## ASSIGNMENT
For each line below that includes the word "icon", make a copy.

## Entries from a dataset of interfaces
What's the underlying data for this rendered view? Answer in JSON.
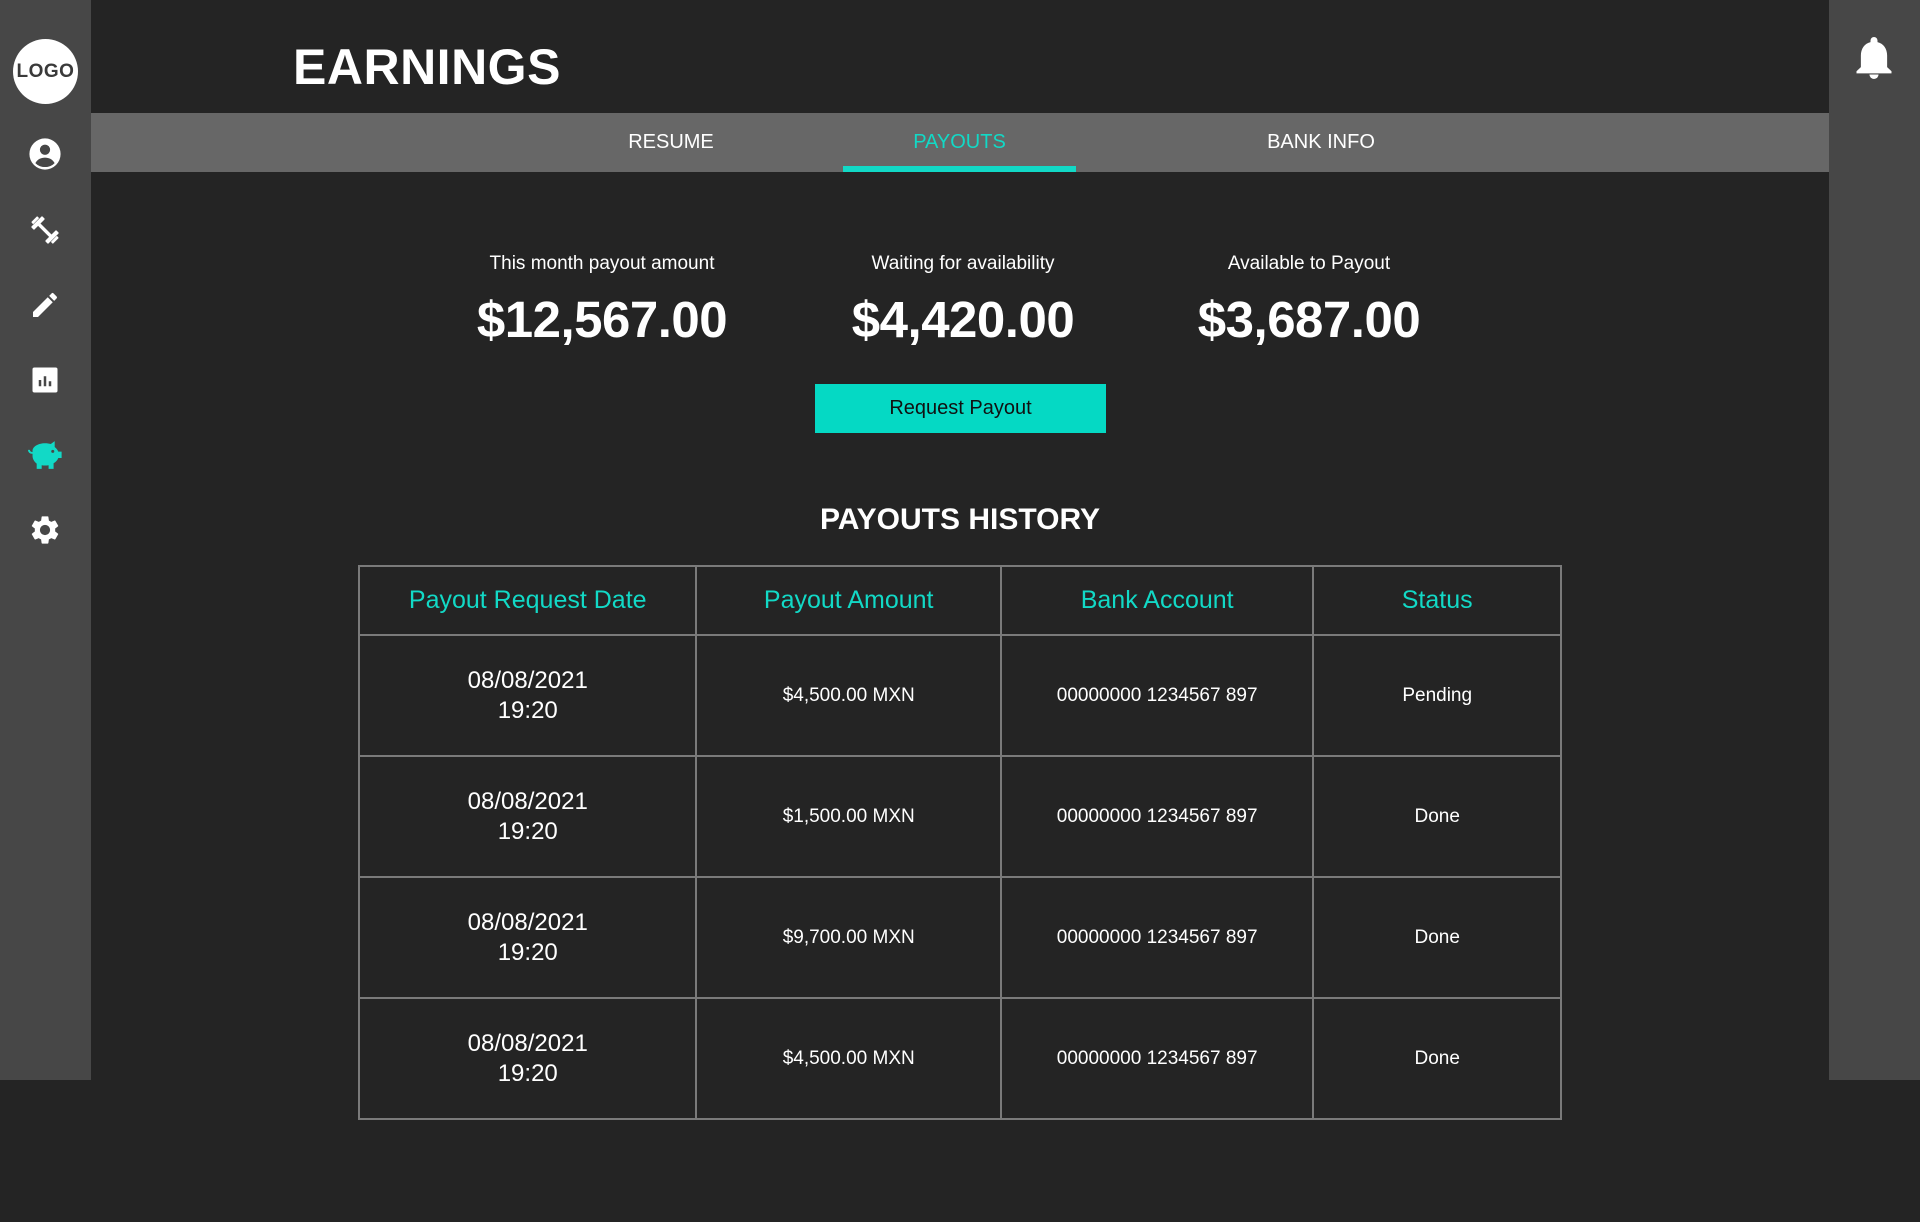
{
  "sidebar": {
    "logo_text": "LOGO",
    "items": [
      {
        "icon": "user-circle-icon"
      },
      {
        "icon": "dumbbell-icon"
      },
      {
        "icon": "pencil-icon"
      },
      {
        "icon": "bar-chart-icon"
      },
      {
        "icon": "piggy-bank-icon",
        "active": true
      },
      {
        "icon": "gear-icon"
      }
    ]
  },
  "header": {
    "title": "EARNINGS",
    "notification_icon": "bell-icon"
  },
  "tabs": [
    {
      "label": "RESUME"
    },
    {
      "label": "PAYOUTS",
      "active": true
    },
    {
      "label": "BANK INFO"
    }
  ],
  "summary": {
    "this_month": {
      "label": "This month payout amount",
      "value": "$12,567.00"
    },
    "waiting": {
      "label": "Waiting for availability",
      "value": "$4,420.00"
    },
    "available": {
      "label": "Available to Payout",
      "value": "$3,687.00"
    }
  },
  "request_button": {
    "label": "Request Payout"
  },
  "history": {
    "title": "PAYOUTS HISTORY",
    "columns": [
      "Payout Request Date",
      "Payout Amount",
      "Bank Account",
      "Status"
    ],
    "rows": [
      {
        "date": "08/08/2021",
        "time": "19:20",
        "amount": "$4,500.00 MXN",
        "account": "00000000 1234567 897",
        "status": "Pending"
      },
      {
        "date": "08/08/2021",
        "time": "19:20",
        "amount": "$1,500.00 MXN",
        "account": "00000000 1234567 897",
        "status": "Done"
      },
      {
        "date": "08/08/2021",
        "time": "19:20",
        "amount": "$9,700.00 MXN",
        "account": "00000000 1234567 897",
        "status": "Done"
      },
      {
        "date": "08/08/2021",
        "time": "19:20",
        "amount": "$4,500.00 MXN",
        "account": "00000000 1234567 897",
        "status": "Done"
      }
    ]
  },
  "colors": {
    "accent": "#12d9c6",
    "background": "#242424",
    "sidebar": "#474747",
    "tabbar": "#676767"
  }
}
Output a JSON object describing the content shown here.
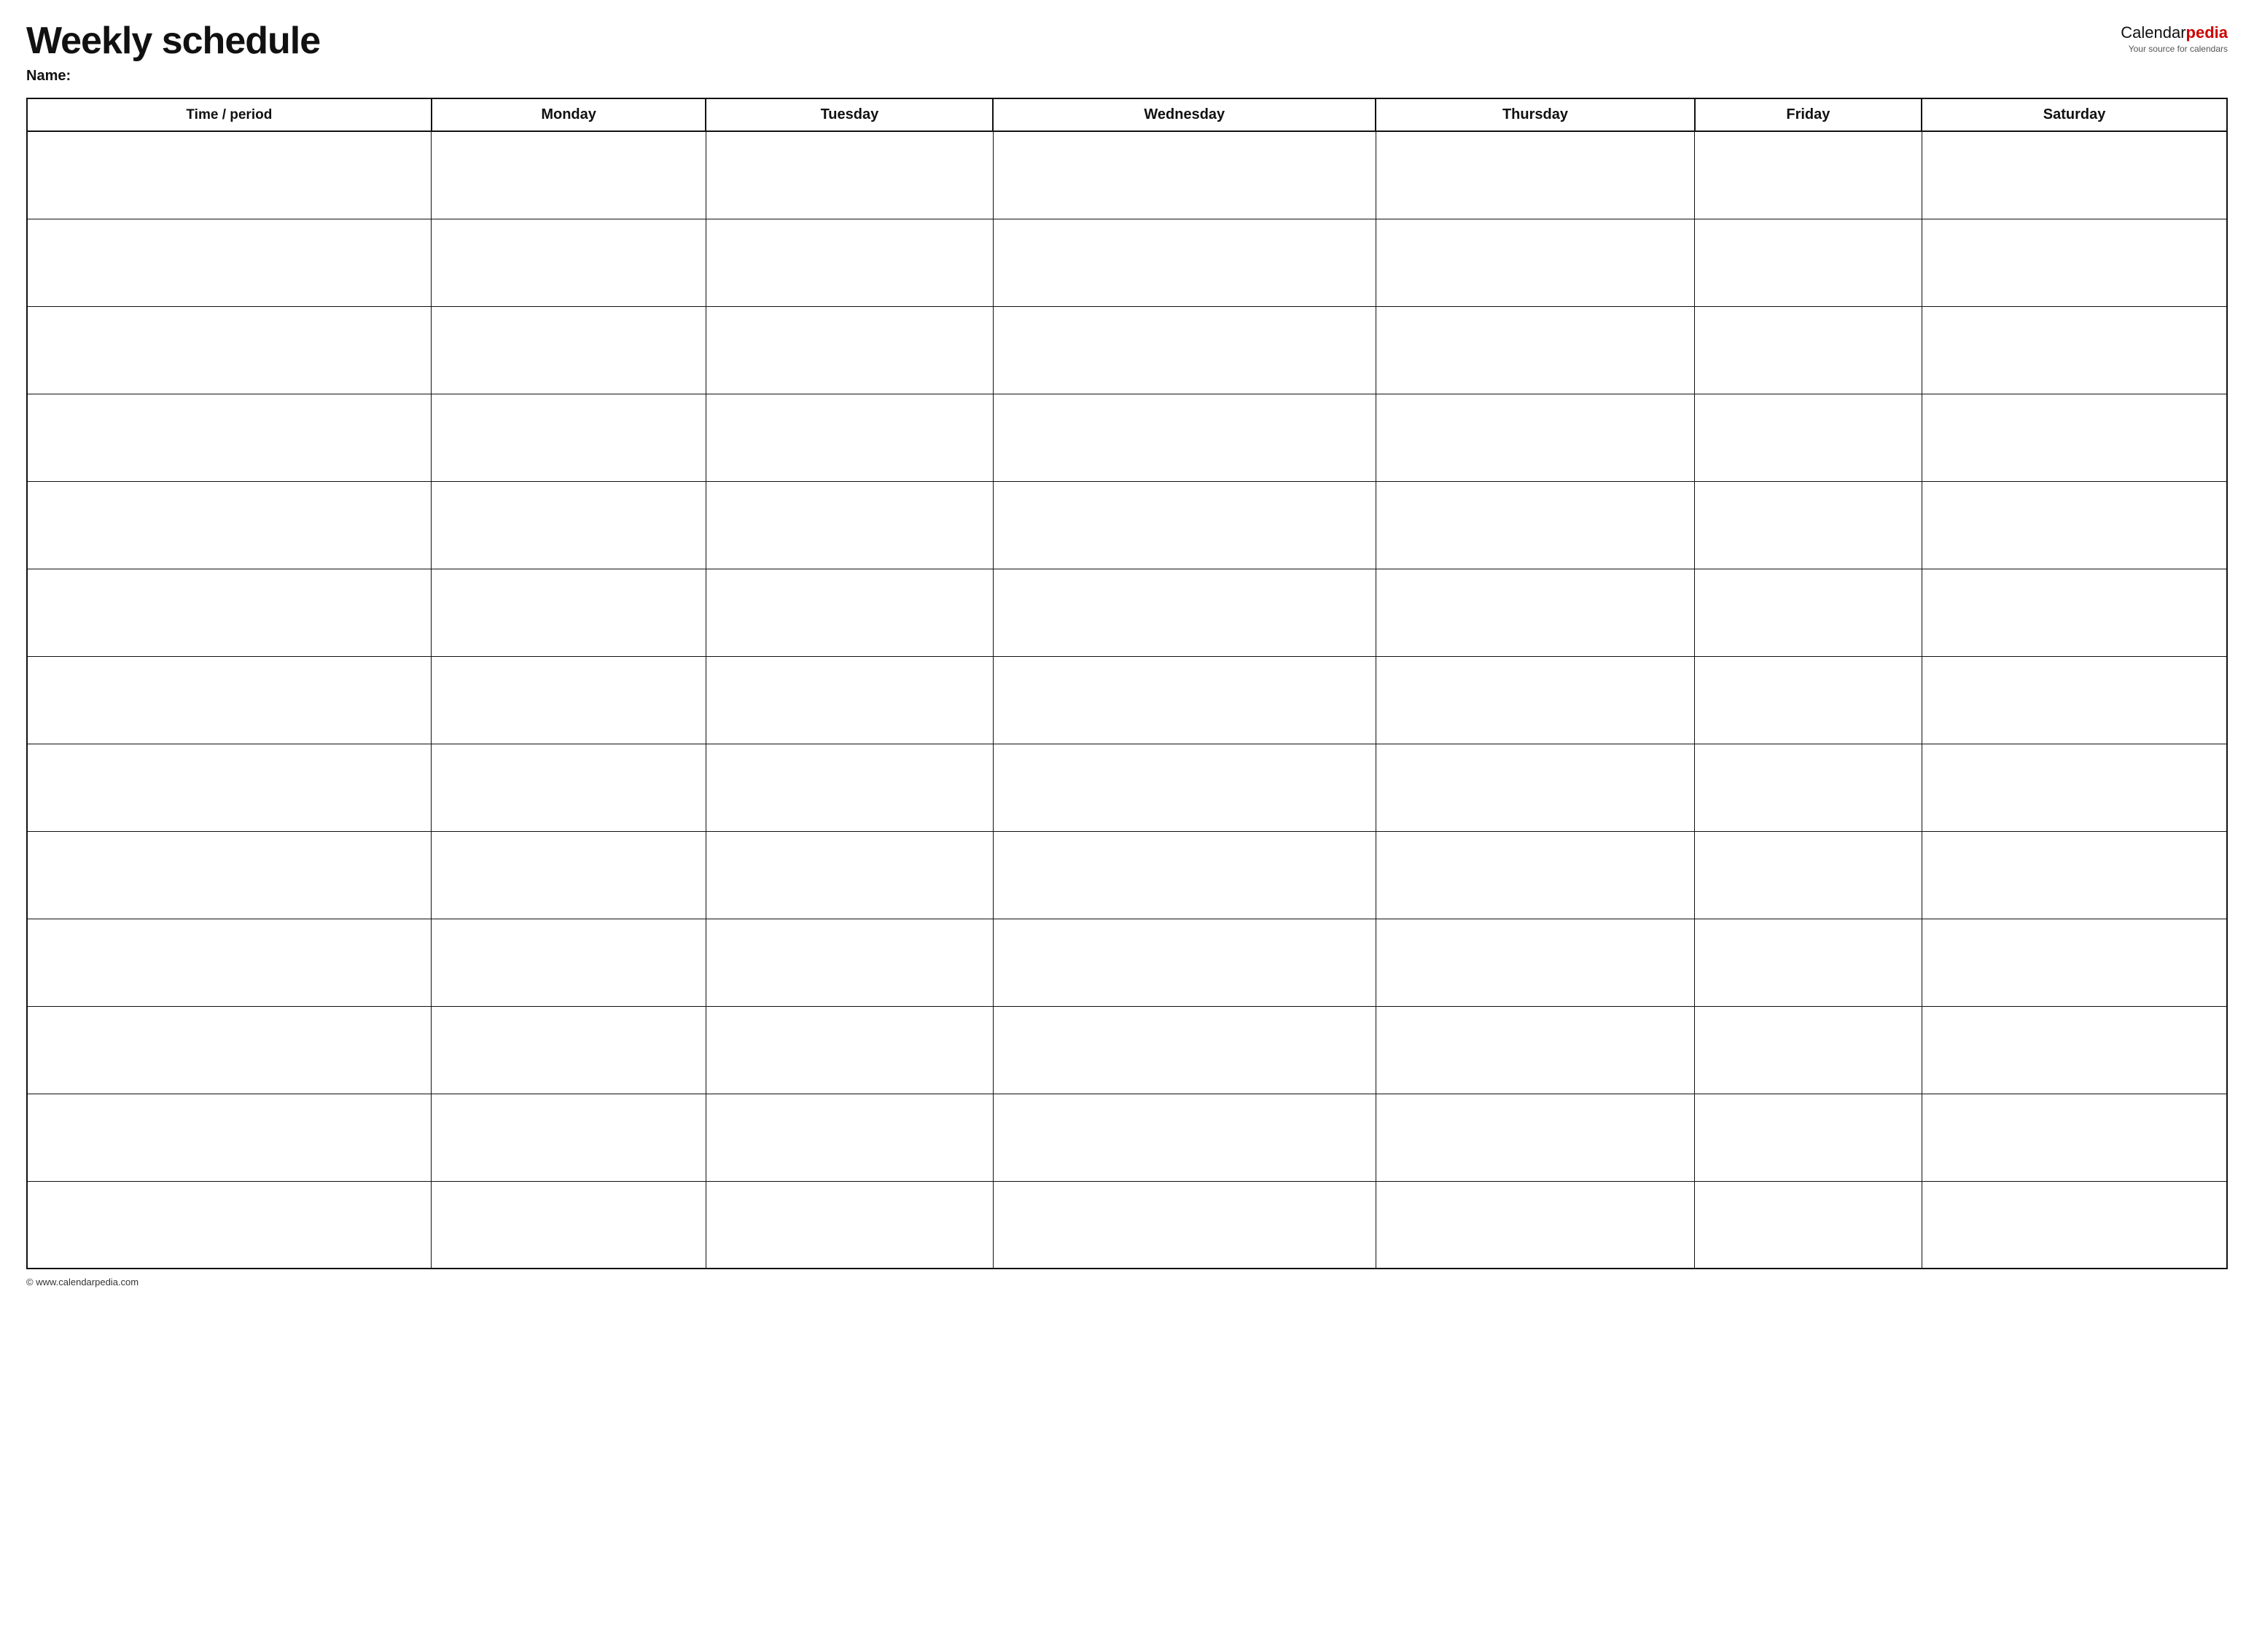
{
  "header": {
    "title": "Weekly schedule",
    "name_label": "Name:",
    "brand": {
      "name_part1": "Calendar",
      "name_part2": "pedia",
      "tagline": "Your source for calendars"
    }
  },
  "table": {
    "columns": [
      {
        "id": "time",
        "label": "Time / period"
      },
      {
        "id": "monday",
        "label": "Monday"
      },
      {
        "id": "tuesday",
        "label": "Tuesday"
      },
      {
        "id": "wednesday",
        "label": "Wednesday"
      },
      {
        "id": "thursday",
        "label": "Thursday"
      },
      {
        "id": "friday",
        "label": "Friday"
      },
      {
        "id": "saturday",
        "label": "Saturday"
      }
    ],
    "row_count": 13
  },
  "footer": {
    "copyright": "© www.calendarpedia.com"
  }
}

## PROBLEM SOLUTION
        "icon": "user-circle-icon"
        "icon": "dumbbell-icon"
        "icon": "pencil-icon"
        "icon": "bar-chart-icon"
        "icon": "piggy-bank-icon",
        "icon": "gear-icon"
    "notification_icon": "bell-icon"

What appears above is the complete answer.